The item on his list that strikes me here is political purpose, writing out of a desire to ‘alter other peoples’ idea of the kind of society that they should strive after.’  Politics in our time leaves me with such a feeling of bitterness.  Debates are constrained within bounds deemed reasonable by the big underwriters of our governments.  We don’t have serious conversations on what should be huge topics of our time; war, the role of government in ensuring the best life for all of its citizens, financialization, assault weapon libertarianism, and so on.  Because the terms of debate have already been fixed, only a narrow range of opinions are considered acceptable by the clique.

Of, by and for the people seems to have left the building some time ago.

I look forward to picking up a copy of Orwell’s ‘Why I Write’ – I guess I might have something to say too.

I, cricket

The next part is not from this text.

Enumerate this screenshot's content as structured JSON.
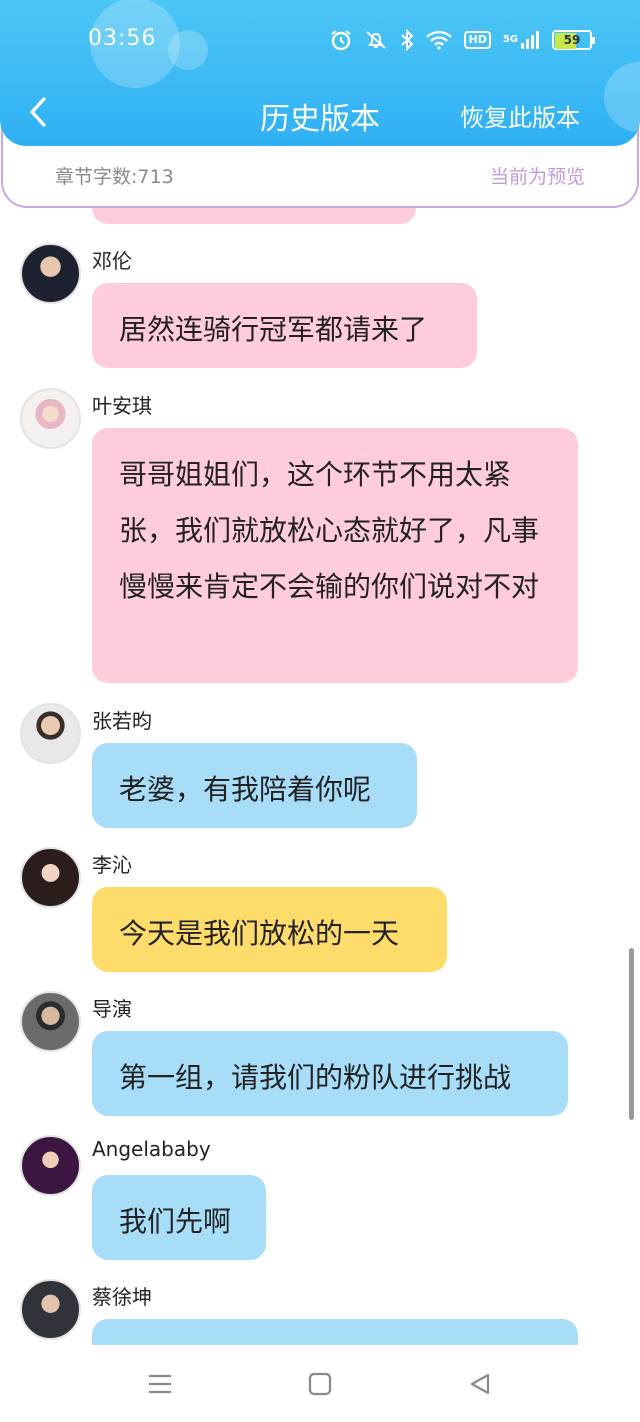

It’s hot in the house.  We’re in the middle of the great midwestern drought of 2012 – here on July 12 we’ve had approximately 0.1″ of rain since the beginning of May.  I’m learning now that the absence of moisture in the region’s soils allows the daily temperatures to rise unmoderated, so our daily highs are more easily reaching the 90s even though the nights descend to delicious low 60s.

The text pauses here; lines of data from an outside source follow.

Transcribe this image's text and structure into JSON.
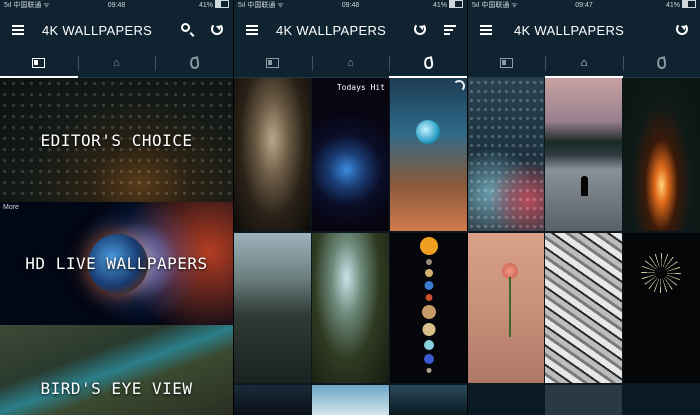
{
  "status": {
    "carrier": "5ıl 中国联通 ᯤ",
    "screen1_time": "09:48",
    "screen2_time": "09:48",
    "screen3_time": "09:47",
    "battery": "41%"
  },
  "app": {
    "title": "4K WALLPAPERS"
  },
  "tabs": {
    "editors": "book-icon",
    "home": "home-icon",
    "hot": "flame-icon"
  },
  "screen1": {
    "active_tab": "editors",
    "categories": [
      {
        "label": "EDITOR'S CHOICE"
      },
      {
        "label": "HD LIVE WALLPAPERS",
        "tag": "More"
      },
      {
        "label": "BIRD'S EYE VIEW"
      }
    ]
  },
  "screen2": {
    "active_tab": "hot",
    "hit_label": "Todays Hit"
  },
  "screen3": {
    "active_tab": "home"
  },
  "colors": {
    "appbar": "#0f2430",
    "active_indicator": "#ffffff"
  }
}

We’re about 3 weeks past the summer solstice, but living here on the western fringe of the Eastern time zone, our July twilights extend well into the 9 o’clock hour and beyond.  Now, approaching 10 o’clock, the cool sets in with the brilliant blue/black of receding day and gradually the averted eye catches planets and then stars in the sky (always interesting to note that averted vision is more sensitive to faint light that direct vision…maybe that’s true in some metaphorical sense as well?).

Through the screens and open windows (resisting turning on the air conditioning), the insects in the woods make their high, continuous whine; then, listening closer, I hear the spectrum of frequencies and overlapping signals – that which I first thought was a one-dimensional stream is a three- and four-dimensional orchestral arrangement for an unseen audience.  Who else is listening and who responds?  Listening closely to these noises and imagining lives lived, I recognize how little I understand what goes on in my backyard.

Same with our daughters.  There are so many signals we want to make sure they receive amongst all the others available to them; some are basic instructions met with frustration when not followed, others could be life lessons if the connection is made.  Among other things, I want Mack to come out with me for a ride around the lake on the tandem or on the lake in the canoe – time outside with me, the sun, water and wind.  But for now, she resists, refusing to align with my ideal of what a great time that will be.  Maybe in a day or a week if I don’t push too hard, she’ll come with me.  And I want the same for Alex, continue to show her facets of the world she might not have known otherwise – such is the infinite potential of parenting that I too-rarely slow down enough to act on.

And their time with us is like this one night, so I’m out here in the woods, desperately calling, happily willing to call all night, hoping they hear and respond before the sun comes up in the morning.